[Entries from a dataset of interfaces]
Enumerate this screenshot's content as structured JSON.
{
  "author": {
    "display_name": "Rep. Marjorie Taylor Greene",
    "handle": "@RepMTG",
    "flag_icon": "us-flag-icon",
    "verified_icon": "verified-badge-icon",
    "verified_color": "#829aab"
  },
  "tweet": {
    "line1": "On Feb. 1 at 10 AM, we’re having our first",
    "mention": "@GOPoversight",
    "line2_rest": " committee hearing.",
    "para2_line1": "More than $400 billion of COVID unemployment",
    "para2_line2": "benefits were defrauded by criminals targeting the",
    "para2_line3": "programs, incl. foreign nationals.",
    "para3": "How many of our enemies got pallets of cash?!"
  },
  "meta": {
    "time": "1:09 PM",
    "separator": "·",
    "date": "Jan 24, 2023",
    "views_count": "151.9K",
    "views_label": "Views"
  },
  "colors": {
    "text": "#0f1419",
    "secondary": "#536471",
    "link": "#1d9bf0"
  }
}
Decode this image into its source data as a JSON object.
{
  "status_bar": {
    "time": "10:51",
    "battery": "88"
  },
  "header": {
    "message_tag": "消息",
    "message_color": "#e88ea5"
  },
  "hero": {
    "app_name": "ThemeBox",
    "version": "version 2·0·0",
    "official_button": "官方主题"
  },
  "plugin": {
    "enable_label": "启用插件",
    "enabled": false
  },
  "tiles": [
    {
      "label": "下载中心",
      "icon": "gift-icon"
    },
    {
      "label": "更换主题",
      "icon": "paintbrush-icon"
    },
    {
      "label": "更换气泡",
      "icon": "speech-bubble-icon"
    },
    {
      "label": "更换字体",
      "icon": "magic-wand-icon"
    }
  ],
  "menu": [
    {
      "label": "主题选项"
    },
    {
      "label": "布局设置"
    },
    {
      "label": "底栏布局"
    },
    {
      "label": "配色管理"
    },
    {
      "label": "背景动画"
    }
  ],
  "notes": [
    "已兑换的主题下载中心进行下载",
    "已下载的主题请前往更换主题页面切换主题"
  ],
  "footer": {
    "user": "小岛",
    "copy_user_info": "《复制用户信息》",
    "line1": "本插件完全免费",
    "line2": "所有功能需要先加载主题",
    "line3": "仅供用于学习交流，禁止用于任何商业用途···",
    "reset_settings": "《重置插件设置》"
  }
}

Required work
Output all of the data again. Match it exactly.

Solution for this task
Enumerate this screenshot's content as structured JSON.
{
  "author": {
    "display_name": "Rep. Marjorie Taylor Greene",
    "handle": "@RepMTG",
    "flag_icon": "us-flag-icon",
    "verified_icon": "verified-badge-icon",
    "verified_color": "#829aab"
  },
  "tweet": {
    "line1": "On Feb. 1 at 10 AM, we’re having our first",
    "mention": "@GOPoversight",
    "line2_rest": " committee hearing.",
    "para2_line1": "More than $400 billion of COVID unemployment",
    "para2_line2": "benefits were defrauded by criminals targeting the",
    "para2_line3": "programs, incl. foreign nationals.",
    "para3": "How many of our enemies got pallets of cash?!"
  },
  "meta": {
    "time": "1:09 PM",
    "separator": "·",
    "date": "Jan 24, 2023",
    "views_count": "151.9K",
    "views_label": "Views"
  },
  "colors": {
    "text": "#0f1419",
    "secondary": "#536471",
    "link": "#1d9bf0"
  }
}
Decode this image into its source data as a JSON object.
{
  "status_bar": {
    "time": "10:51",
    "battery": "88"
  },
  "header": {
    "message_tag": "消息",
    "message_color": "#e88ea5"
  },
  "hero": {
    "app_name": "ThemeBox",
    "version": "version 2·0·0",
    "official_button": "官方主题"
  },
  "plugin": {
    "enable_label": "启用插件",
    "enabled": false
  },
  "tiles": [
    {
      "label": "下载中心",
      "icon": "gift-icon"
    },
    {
      "label": "更换主题",
      "icon": "paintbrush-icon"
    },
    {
      "label": "更换气泡",
      "icon": "speech-bubble-icon"
    },
    {
      "label": "更换字体",
      "icon": "magic-wand-icon"
    }
  ],
  "menu": [
    {
      "label": "主题选项"
    },
    {
      "label": "布局设置"
    },
    {
      "label": "底栏布局"
    },
    {
      "label": "配色管理"
    },
    {
      "label": "背景动画"
    }
  ],
  "notes": [
    "已兑换的主题下载中心进行下载",
    "已下载的主题请前往更换主题页面切换主题"
  ],
  "footer": {
    "user": "小岛",
    "copy_user_info": "《复制用户信息》",
    "line1": "本插件完全免费",
    "line2": "所有功能需要先加载主题",
    "line3": "仅供用于学习交流，禁止用于任何商业用途···",
    "reset_settings": "《重置插件设置》"
  }
}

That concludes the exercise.